Campaigners have welcomed the government’s enthusiasm to revitalise the international climate negotiations, launched in London earlier today, but warned they needed to match enthusiasm with action.
They said that the UK’s commitment to a second term of the Kyoto Protocol, if other nations commit to a similar parallel treaty, was vital.
The future of Kyoto was a ‘toxic issue’ at the Copenhagen talks last December, and the new move from the UK could be a step towards unlocking the differences between developed and developing nations, they said.
In a statement responding to Beyond Copenhagen: The UK Government’s International Climate Change Action Plan, CAFOD's head of policy, Joanne Green, said: "The UK Government's agreement on flexibility to renegotiate the second commitment period of the Kyoto Protocol shows that Gordon Brown is listening to the concerns of developing countries.
“This is a first stride in rebuilding the trust desperately needed between developing and developed countries that can lay the foundation for a global agreement on climate change. This constructive announcement, along with the UK's leadership in the High Level Advisory Group, is a promising sign that the UK is once again in the driving seat on climate change."
However, whilst also giving a broad welcome to the plan, Tearfund pointed to "scant mention" of adaptation, warning that this was crucial for some of the world’s poorest people.
“Adaptation is crucial for the poorest and most vulnerable countries, already experiencing the impact of climate change,” said Paul Cook, Tearfund’s Advocacy Director. “They will bear the brunt of climate impacts caused by current weak emissions cuts pledged in the Copenhagen Accord.
“Tearfund is particularly concerned that funds for adaptation are not plundered to compensate oil rich countries for their lost revenues, which could happen under the terms of the Copenhagen Accord. The UK needs a strategy to ensure this does not happen.”
The aid agency also pointed out that the document stopped short of advocating an immediate unconditional move by the EU to 30 per cent emissions cuts by 2020 (on 1990 levels) – which campaigners say is a crucial way to demonstrate their confidence in Europe’s clean energy future.
The High Level Advisory Group on international climate change financing meeting in London today, co-chaired by Gordon Brown and the Ethiopian Prime Minister, Menes Zelawi, was described as “best chance for progress on climate finance”.
“With its political clout the group can play a critical role in unlocking finance from developed countries to support poor and vulnerable countries in tackling climate change,” said Paul Cook .

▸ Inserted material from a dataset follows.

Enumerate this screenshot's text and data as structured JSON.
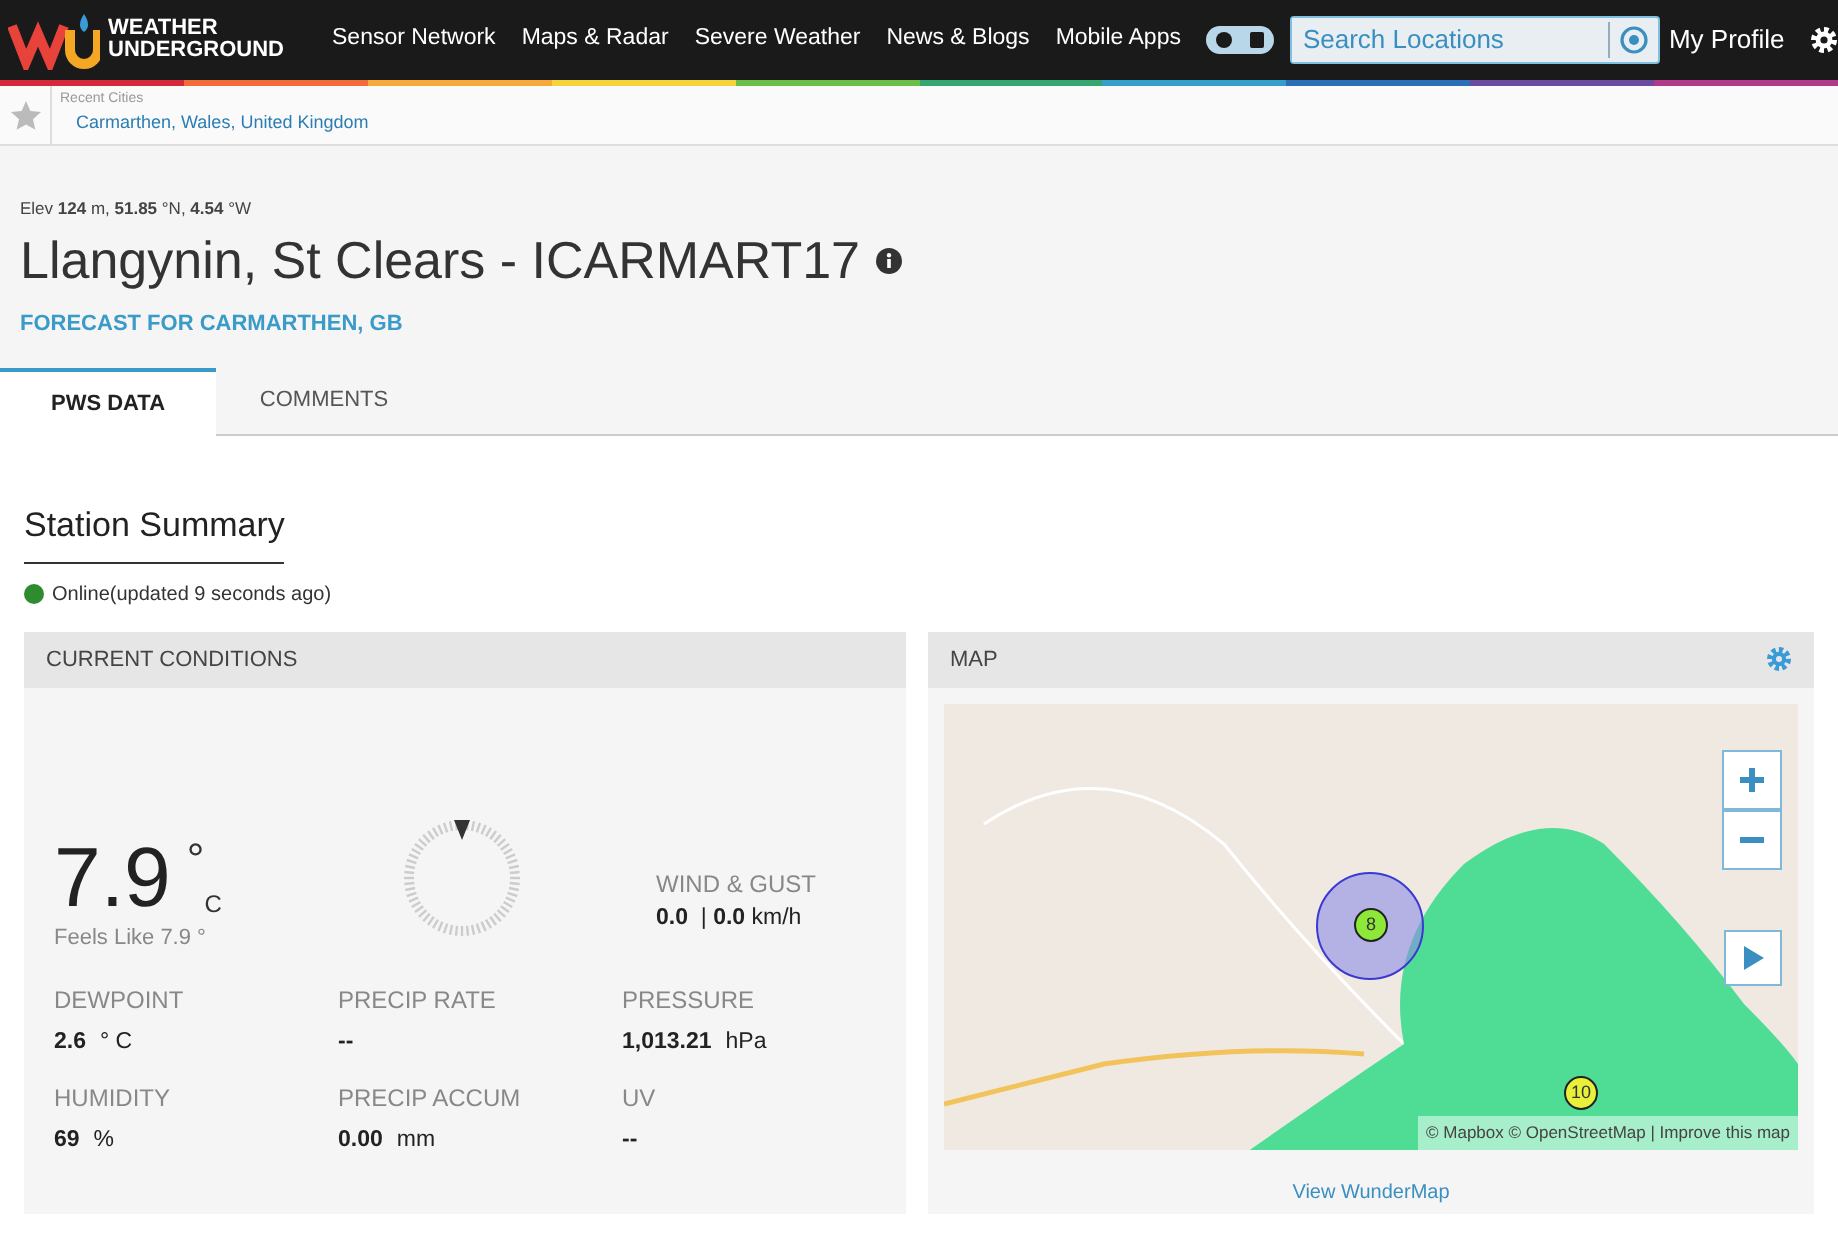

“There are some great ideas that could generate the huge sums of money needed, for example the Robin Hood Tax. But crucially, its work must feed back into the international negotiations as they get back on track this year.”
Melanie Ward, Christian Aid's Senior UK Political Adviser, said: "The positive language needs to be matched by the necessary political choices. These include using international finance to support clean development in poor countries, rather than more dirty coal power stations, and demanding much deeper cuts in EU emissions levels."
One important test of the government’s commitment on climate change will present itself next week, she added, when the World Bank will vote on whether to lend $3.75 billion to South Africa for the building of one of the world's biggest new coal-fired power stations
Campaigners in South Africa say that instead of providing power to communities which at present do not have electricity, most of the electricity generated will go to large scale foreign-owned metal industries.
Bishop Geoff Davies, Executive Director of the South African Faith Communities’ Environmental Institute, has criticised the plans saying: "it would be wrong morally, economically, socially and ecologically for South Africa to be given a World Bank loan to continue its investment in coal-fired energy technology."
"The Government must put its money where its mouth is, and vote against the proposal," said Melanie Ward.
She added that ministers must also insist on the EU committing to cut its emissions by more than 30 per cent by 2020, whether or not other rich countries are prepared to make comparable cuts.
"Without such cuts, the world has no hope of keeping the global temperature rise below 2oC," she warned. "Nor will the EU be able to win developing countries’ trust, which will be vital in order to achieve a new international deal on climate change."